MadridBefore sending five Catalan elected representatives back to prison, Pablo Llarena used his judicial statement on the charges against 25 politicians and leaders of pro-independence grassroots organizations to reconstruct an alleged legal narrative that goes back to 2012, with Artur Mas' victory in the Parliamentary elections, and attempts to present a "meticulous ideation" of a strategy of confrontation with the Spanish government.
Although most of the events described —from the creation of Catalonia’s Advisory Council for the National Transition, to the publication of the "White Book for the National Transition", to the approval of Parliamentary resolutions— were public and well-known, and were not contested at the time by Spain’s criminal justice system, according to Llarena's reasoning they were part of a perfectly crafted conspiracy and thus can be construed as crimes of rebellion, disobedience, and embezzlement.

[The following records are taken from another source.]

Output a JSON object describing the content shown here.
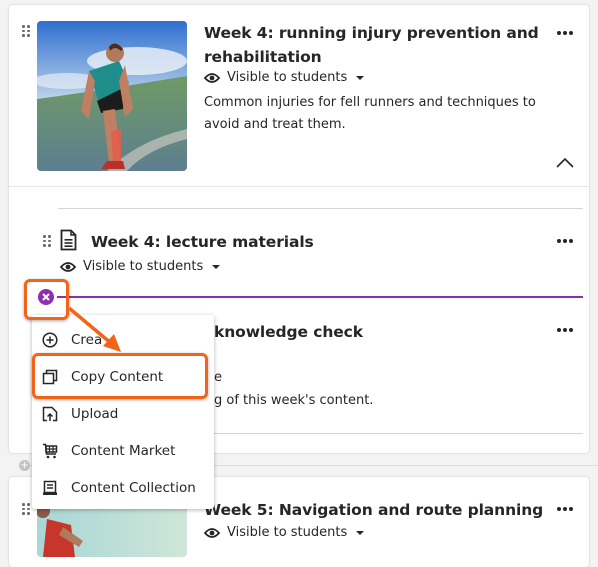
{
  "colors": {
    "accent_purple": "#8f2fb0",
    "callout_orange": "#f26418",
    "text": "#262626"
  },
  "modules": [
    {
      "title_line1": "Week 4: running injury prevention and",
      "title_line2": "rehabilitation",
      "visibility": "Visible to students",
      "description_line1": "Common injuries for fell runners and techniques to",
      "description_line2": "avoid and treat them.",
      "expanded": true,
      "items": [
        {
          "type": "document",
          "title": "Week 4: lecture materials",
          "visibility": "Visible to students"
        },
        {
          "type": "test",
          "title_partial": "knowledge check",
          "visibility_partial": "e",
          "description_partial": "g of this week's content."
        }
      ]
    },
    {
      "title": "Week 5: Navigation and route planning",
      "visibility": "Visible to students"
    }
  ],
  "add_menu": {
    "items": [
      {
        "label": "Create",
        "visible_label": "Crea",
        "icon": "plus-circle-icon"
      },
      {
        "label": "Copy Content",
        "icon": "copy-icon",
        "highlighted": true
      },
      {
        "label": "Upload",
        "icon": "upload-icon"
      },
      {
        "label": "Content Market",
        "icon": "cart-icon"
      },
      {
        "label": "Content Collection",
        "icon": "collection-icon"
      }
    ]
  }
}
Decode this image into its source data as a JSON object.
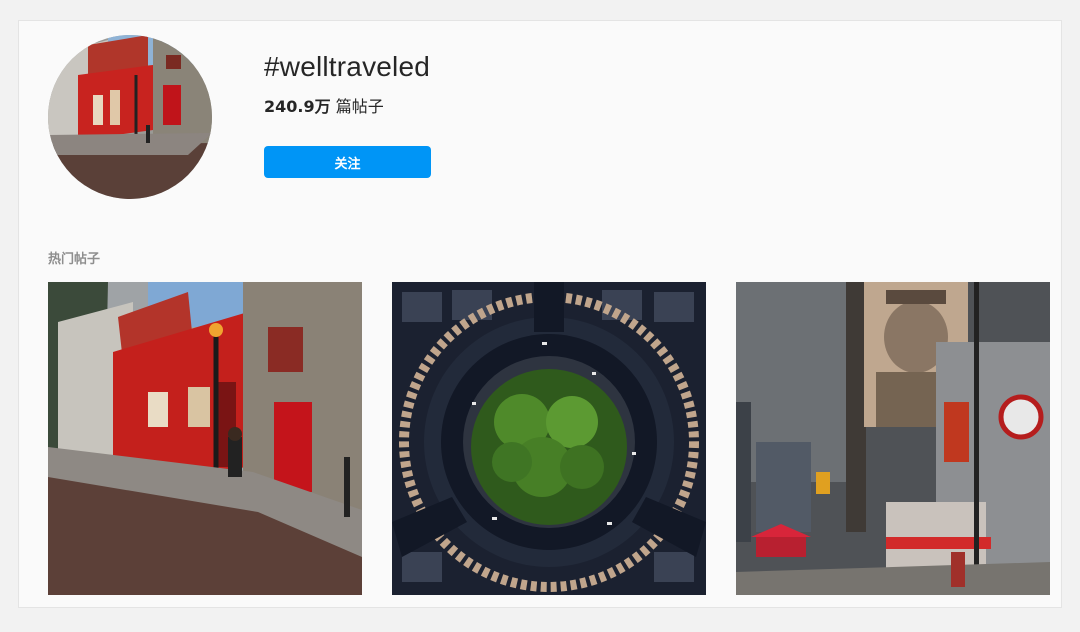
{
  "header": {
    "hashtag": "#welltraveled",
    "post_count_value": "240.9万",
    "post_count_unit": "篇帖子",
    "follow_label": "关注"
  },
  "top_posts": {
    "title": "热门帖子",
    "items": [
      {
        "icon": "street-red-building-photo"
      },
      {
        "icon": "roundabout-aerial-photo"
      },
      {
        "icon": "city-street-mural-photo"
      }
    ]
  },
  "colors": {
    "accent": "#0095f6",
    "background": "#fafafa",
    "text": "#262626",
    "muted": "#8e8e8e"
  }
}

In 69 pages, the Supreme Court judge presents a meticulous account of each and every one of the main events in Catalan politics, with special attention to the events of September 20th outside the HQ of Catalonia’s Ministry of Economy —which the judge characterizes as violent in order to justify pressing rebellion charges—, and to the October 1st referendum. But Llarena dedicates many pages to justifying the convoluted reasoning used to attribute this violence to the indicted. Justice Llarena admits that Supreme Court jurisprudence "characterizes violence by its physical nature, by personal expression, and for its appropriateness". That is, that violence must be "of a physical nature", requires "the use of force", and must be exercised against "a person". It also must have "sufficient intensity to bend the will of those against whom it is directed".

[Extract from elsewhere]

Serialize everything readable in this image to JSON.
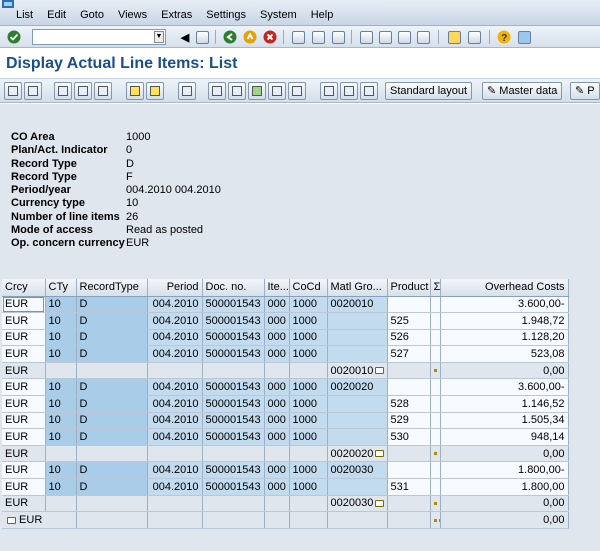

None of these conditions are given in the magistrate's text, where only the "capacity for intimidation" of the crowds that had gathered on September 20th is referred to as violence. He notes that Jordi Sànchez and Jordi Cuixart climbed on top of two Guardia Civil patrol cars, and describes in detail the situation of the police officers injured during the October 1st referendum (and assigns responsibility for this violence to those who gathered outside the polling stations).
Llarena's convoluted reasoning is semantic. As the facts don't fit the accepted definition, he establishes a difference between "violence" and "acting violently", which is "doing something in a violent manner, which does not present a typical content fully in agreement with acting with violence". This is a twisting of the dictionary that assumes that the adverb "violently" has a different content than the noun "violence". This, despite the fact that the official dictionary of the Spanish language defines "violently" as "in a violent way", without any additions or qualifications.
According to the judge, however, "acting violently" is outside the classic definition of violence that judges use, and allows it to be "projected onto material things". In his version of the events, Llarena justifies this alleged violence with the events of September 20th, in which "the crowd acted with massed force", "destroyed police vehicles, and attacked personal property", and goes further and states that their actions "restricted the ability to act as a consequence of the use of force", and compares it with "the taking of hostages by firing shots into the air".
The judge admits that the violence was not "planned from the beginning as an instrument for achieving independence", although he notes that investigation of this must continue. He notes that they "accepted the risk of a clearly representable violence" by encouraging people to demonstrate despite the deployment of police forces. That is, again, and as he has done in previous writings, Llarena lays the blame for the police violence on those who were its victims.
No mention of "Enfocats"
The document "Enfocats" (Focused) had become the main piece of evidence in the majority of briefs issued by Llarena up to now. The judge based his justification for the the defendants’ participation in the process of rebellion on the annotations found in this PowerPoint file in the home of Josep María Jové, Oriol Junqueras' deputy at the Ministry of Economy. The weakness of this evidence had been made evident by defense teams on various occasions. Llarena practically ignores it in this accusatory brief, and instead targets the "White Book" put together by the Advisory Council for the National Transition as the touchstone that initiated the independence process, and which describes the steps that followed, which he uses to justify charges of planned and coordinated action. The references to "Enfocats" now are down to three mentions in footnotes.